» **Assignment**
Line by line, copy the material below exactly.

━━━ Dataset extract ━━━

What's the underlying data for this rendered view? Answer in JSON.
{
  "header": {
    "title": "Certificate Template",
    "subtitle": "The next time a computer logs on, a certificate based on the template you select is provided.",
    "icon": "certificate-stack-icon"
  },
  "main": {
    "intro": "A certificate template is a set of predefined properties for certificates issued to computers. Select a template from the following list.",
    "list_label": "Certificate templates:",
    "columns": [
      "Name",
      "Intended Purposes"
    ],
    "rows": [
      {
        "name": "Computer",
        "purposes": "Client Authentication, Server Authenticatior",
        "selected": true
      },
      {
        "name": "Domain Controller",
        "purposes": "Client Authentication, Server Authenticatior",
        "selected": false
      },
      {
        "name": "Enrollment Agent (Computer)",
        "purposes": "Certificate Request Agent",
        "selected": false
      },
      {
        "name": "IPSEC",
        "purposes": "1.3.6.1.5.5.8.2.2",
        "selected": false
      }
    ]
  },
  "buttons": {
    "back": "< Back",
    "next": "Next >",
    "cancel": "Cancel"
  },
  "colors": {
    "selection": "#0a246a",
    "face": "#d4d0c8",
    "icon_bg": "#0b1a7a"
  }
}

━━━

» **Result**
What's the underlying data for this rendered view? Answer in JSON.
{
  "header": {
    "title": "Certificate Template",
    "subtitle": "The next time a computer logs on, a certificate based on the template you select is provided.",
    "icon": "certificate-stack-icon"
  },
  "main": {
    "intro": "A certificate template is a set of predefined properties for certificates issued to computers. Select a template from the following list.",
    "list_label": "Certificate templates:",
    "columns": [
      "Name",
      "Intended Purposes"
    ],
    "rows": [
      {
        "name": "Computer",
        "purposes": "Client Authentication, Server Authenticatior",
        "selected": true
      },
      {
        "name": "Domain Controller",
        "purposes": "Client Authentication, Server Authenticatior",
        "selected": false
      },
      {
        "name": "Enrollment Agent (Computer)",
        "purposes": "Certificate Request Agent",
        "selected": false
      },
      {
        "name": "IPSEC",
        "purposes": "1.3.6.1.5.5.8.2.2",
        "selected": false
      }
    ]
  },
  "buttons": {
    "back": "< Back",
    "next": "Next >",
    "cancel": "Cancel"
  },
  "colors": {
    "selection": "#0a246a",
    "face": "#d4d0c8",
    "icon_bg": "#0b1a7a"
  }
}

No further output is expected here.